Van Gogh has described with joy his visit to the Mediterranean shore near Arles at the fishing village of Sainte-Maries, where he painted and drew for several days. It was a new world for him, and he responded to it with his usual
eaterness and excitement.
In the picture of the fishing boats, two different kinds of vision are united in one work: nature seen as light and airy, in countless tones of high-keyed color, ever-changing and vibrant through universal contrast; on the other hand, man's objects, the boats, drawn precisely and painted in flat airless tones of primary color. The pearly softness of the seascape becomes a setting for the hard, firmly compartmented colors of the boats. But these boats, disposed along the beach beside one another, overlapping and with crossing masts, make an intricate network of spots and colored lines, which participate in the unstable airy shiftings of the natural tones, in the irregular patterns of the seashore and the waves, and the vast currents of the shapeless clouds. This network of the boats is a typical pattern of Van Gogh's vision; it had appeared already in his Dutch period in the drawings of trees, and as in those early works the branchings of the boat are drawn with unflagging devotion to the detailed individual shapes.

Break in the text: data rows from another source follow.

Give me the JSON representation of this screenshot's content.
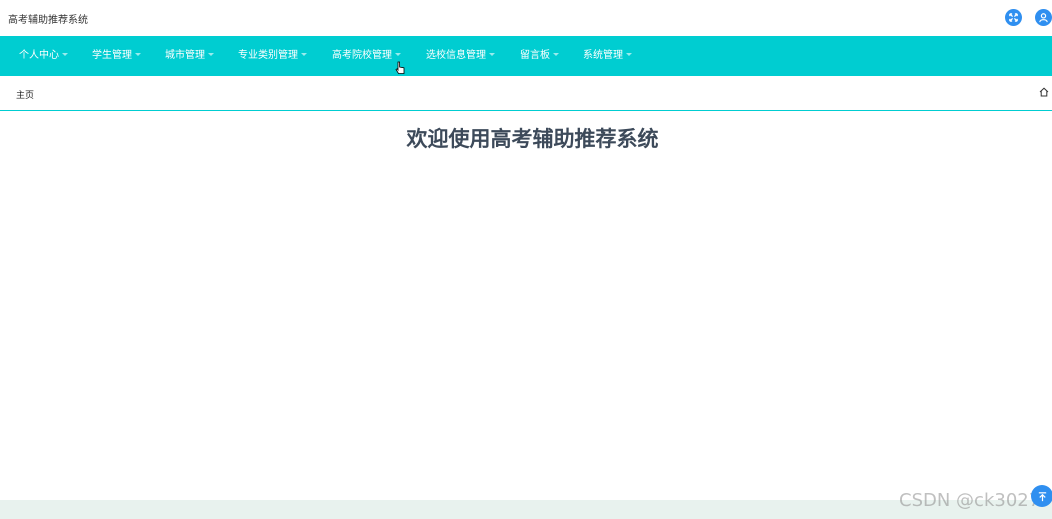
{
  "app": {
    "title": "高考辅助推荐系统"
  },
  "header": {
    "icons": [
      "fullscreen-icon",
      "user-icon"
    ],
    "icon_color": "#2f8ff0"
  },
  "nav": {
    "bg_color": "#00cdd1",
    "items": [
      {
        "label": "个人中心"
      },
      {
        "label": "学生管理"
      },
      {
        "label": "城市管理"
      },
      {
        "label": "专业类别管理"
      },
      {
        "label": "高考院校管理"
      },
      {
        "label": "选校信息管理"
      },
      {
        "label": "留言板"
      },
      {
        "label": "系统管理"
      }
    ]
  },
  "breadcrumb": {
    "current": "主页",
    "icon": "home-icon"
  },
  "main": {
    "welcome": "欢迎使用高考辅助推荐系统"
  },
  "watermark": "CSDN @ck3027",
  "float_button": {
    "icon": "back-to-top-icon"
  }
}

The color ranges from the frank primary hues of the boats to tones of iridescence in the sky, with delicate blues, greens, and lavenders, and, on the beach, nameless sandy tones that are blendings of cool, neutralized yellow, tan, and brown. Just as the painting is Impressionist in the subtle discriminations and pairings of cool and warm, so in the application of the paint, there is a corresponding span from thin, flecked, and transparent touches to thick and matte.